These are the ten reasons for the housing crisis that the YIMBYs and their supporters deliberately ignore because of their hidden agenda. They call for deregulating zoning laws because it makes private real estate investments more profitable:
Elimination of HUD and CRA public housing programs beginning over 50 years ago with the Nixon Administration (1968-1974). The one remaining public housing program, Section 8 vouchers is underfunded. In A. only one in ten applicants get a voucher, and 30% of them fail to find a rental unit.
Rising economic inequality and poverty has priced many people out of housing, forcing them to become homeless or live in rent-gouged and overcrowded apartments.

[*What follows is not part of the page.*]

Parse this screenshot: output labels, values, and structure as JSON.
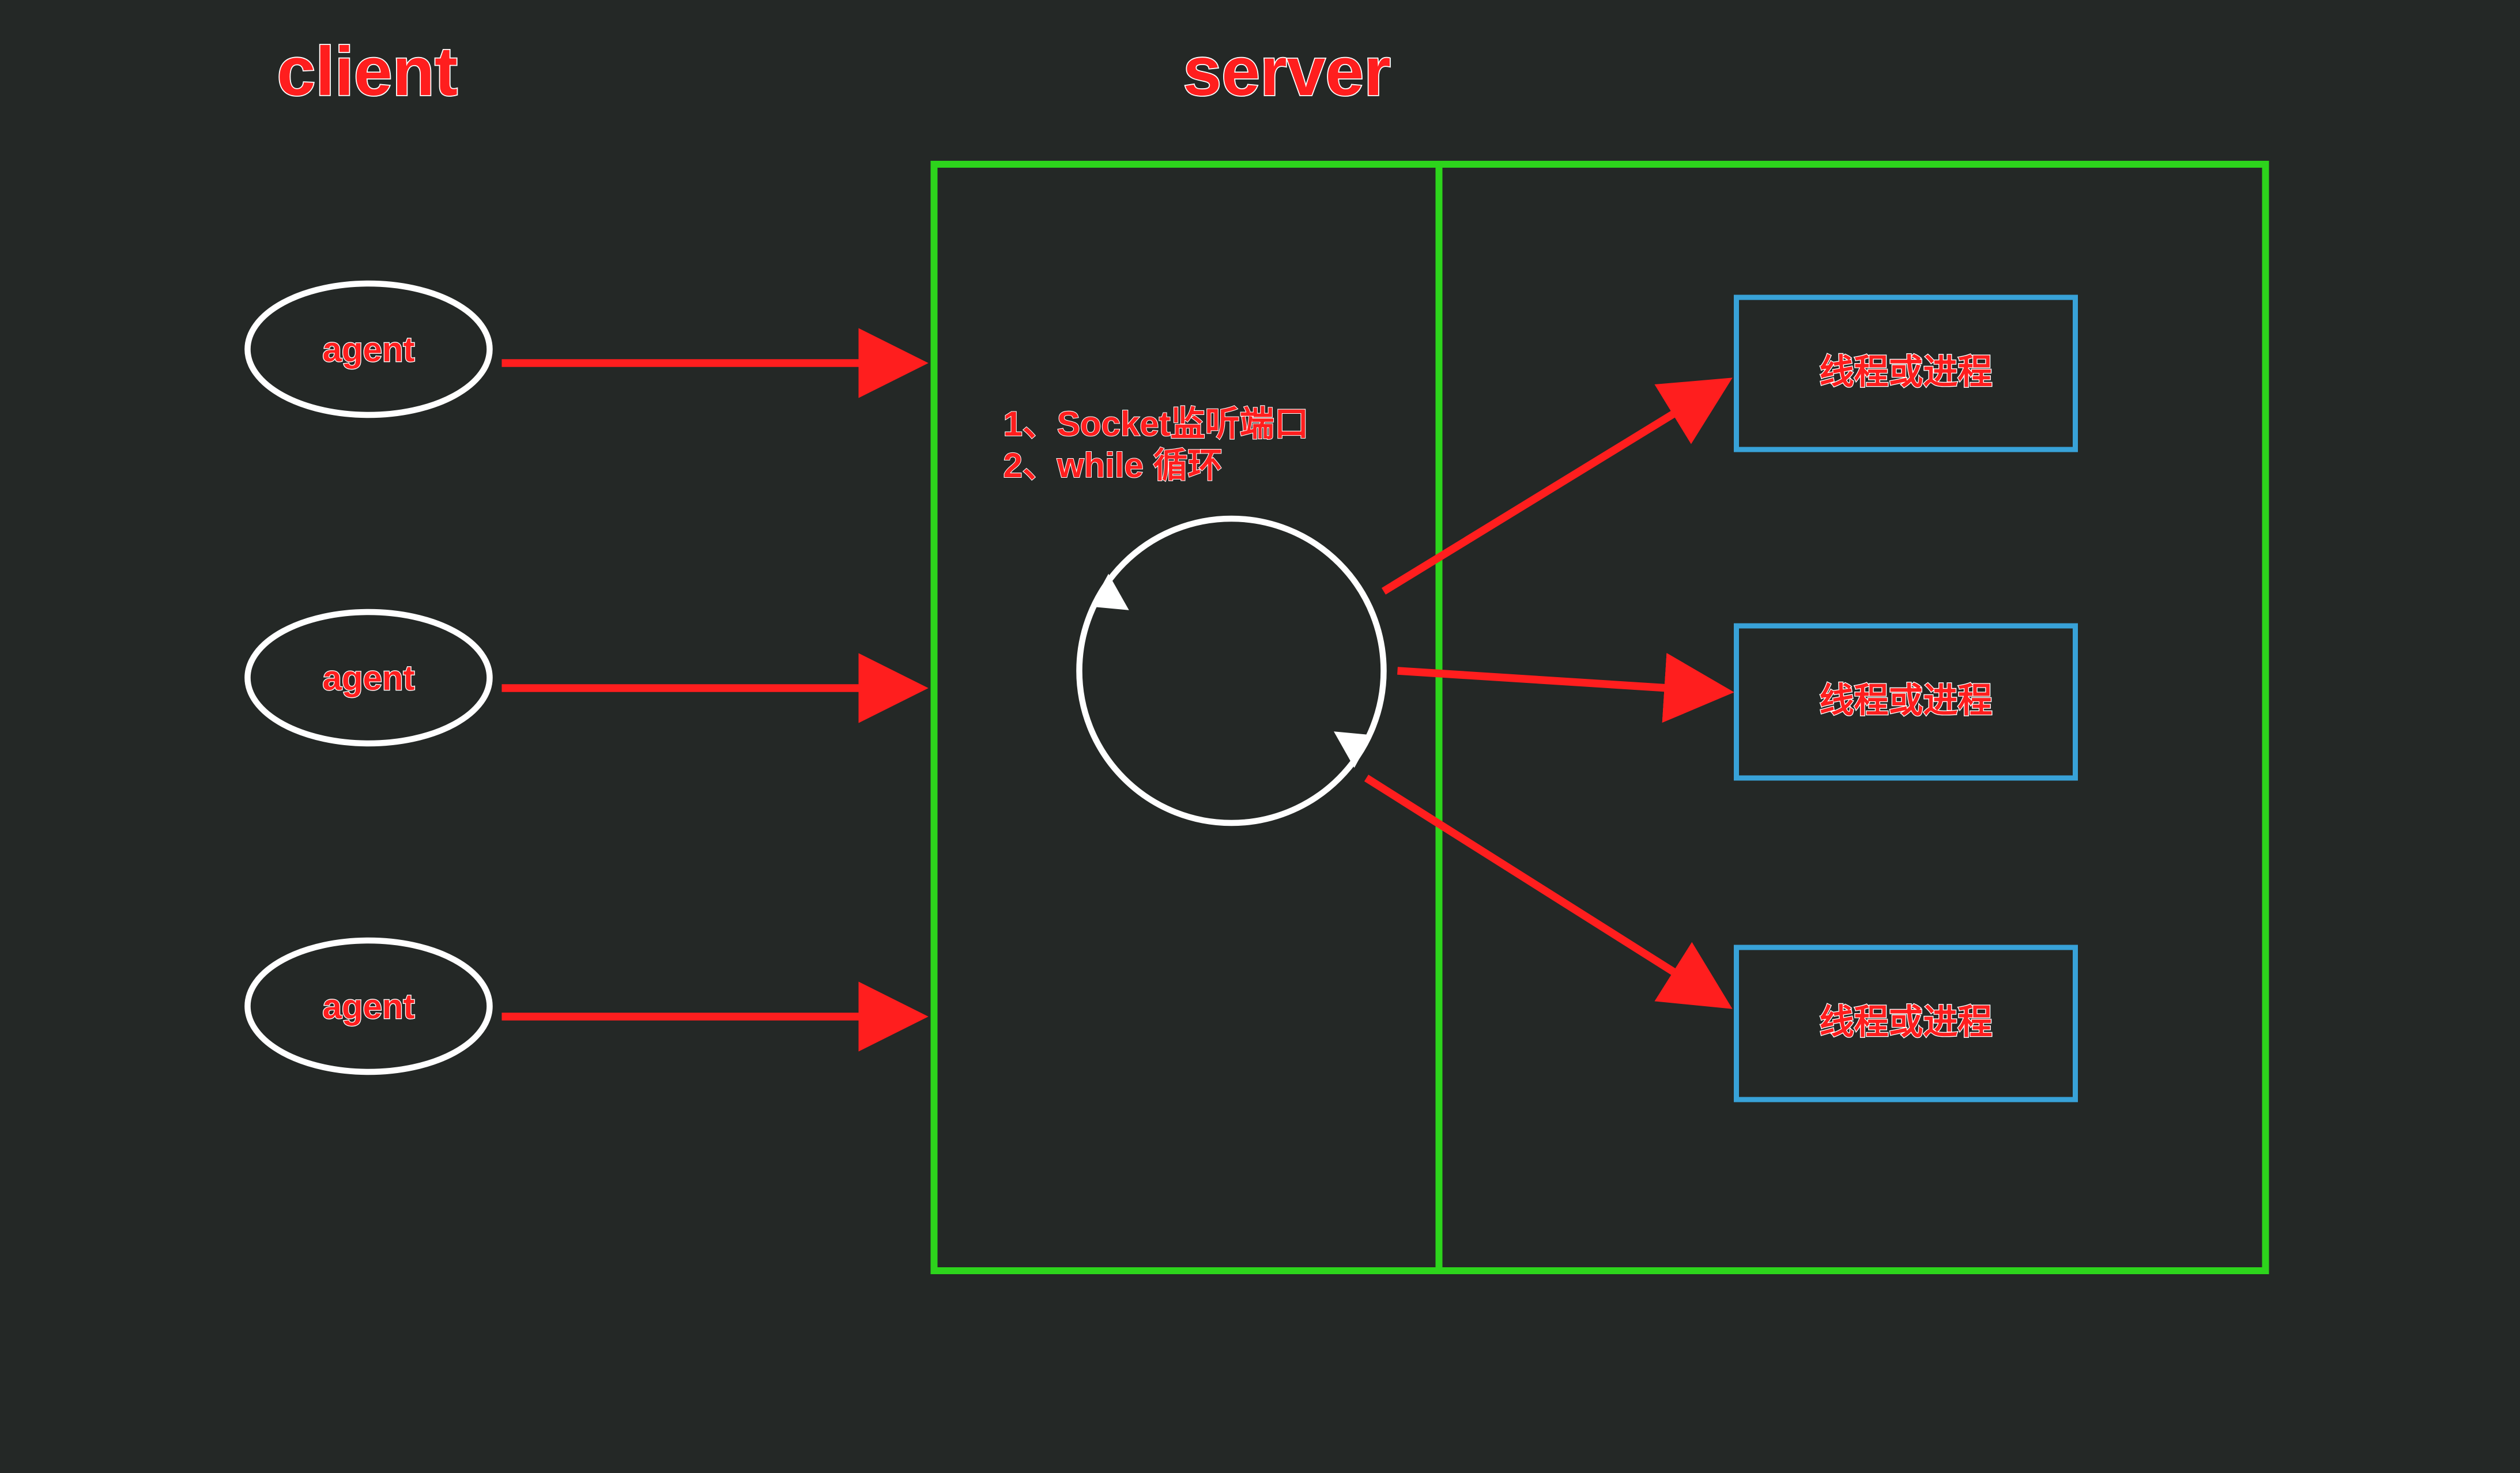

Large investment companies, like Blackstone, have purchased homes and small apartment buildings as speculative assets. Their signs, such as “We pay cash for houses.” are liberally plastered around Los Angeles and other large cities to lure in distressed homeowners who cannot make mortgage payments.
Upzoning programs, such as LA’s new 2021-2029 Housing Element, increase the value of parcels, raise the cost of shelter, and increase homelessness.
Pandemic era eviction moratoria are ending. In Los Angeles there have been 40,000 eviction notices so far in 2023.
Gentrification and mansionization of existing housing, sometimes legal and sometimes the result of LADBS negligence, continues. When this happens, the size and cost of new homes balloons.
Public mental health services remain underfunded.
Give-away programs to developers, like SB 1818 and LA’s Transit Oriented Communities, continue, despite a lack of vetting and monitoring.
YIMBY’s do not understand the “law” of supply and demand. It only applies to situations where sellers make an acceptable profit. This is why developers and real estate brokers ignore the massive demand for low priced housing.
Growing organizations, like the LA Tenants Union, call for housing to be a human right, not an expensive commodity.
These are the underlying reasons why YIMBY economics makes the housing crisis worse and why this outcome is nevertheless ignored.
(Dick Platkin is a retired Los Angeles city planner who reports on local planning issues for CityWatchLA. He is a board member of United Neighborhoods for Los Angeles (UN4LA). Previous columns are available at the CityWatchLA archives. Please send questions and corrections to [email protected].)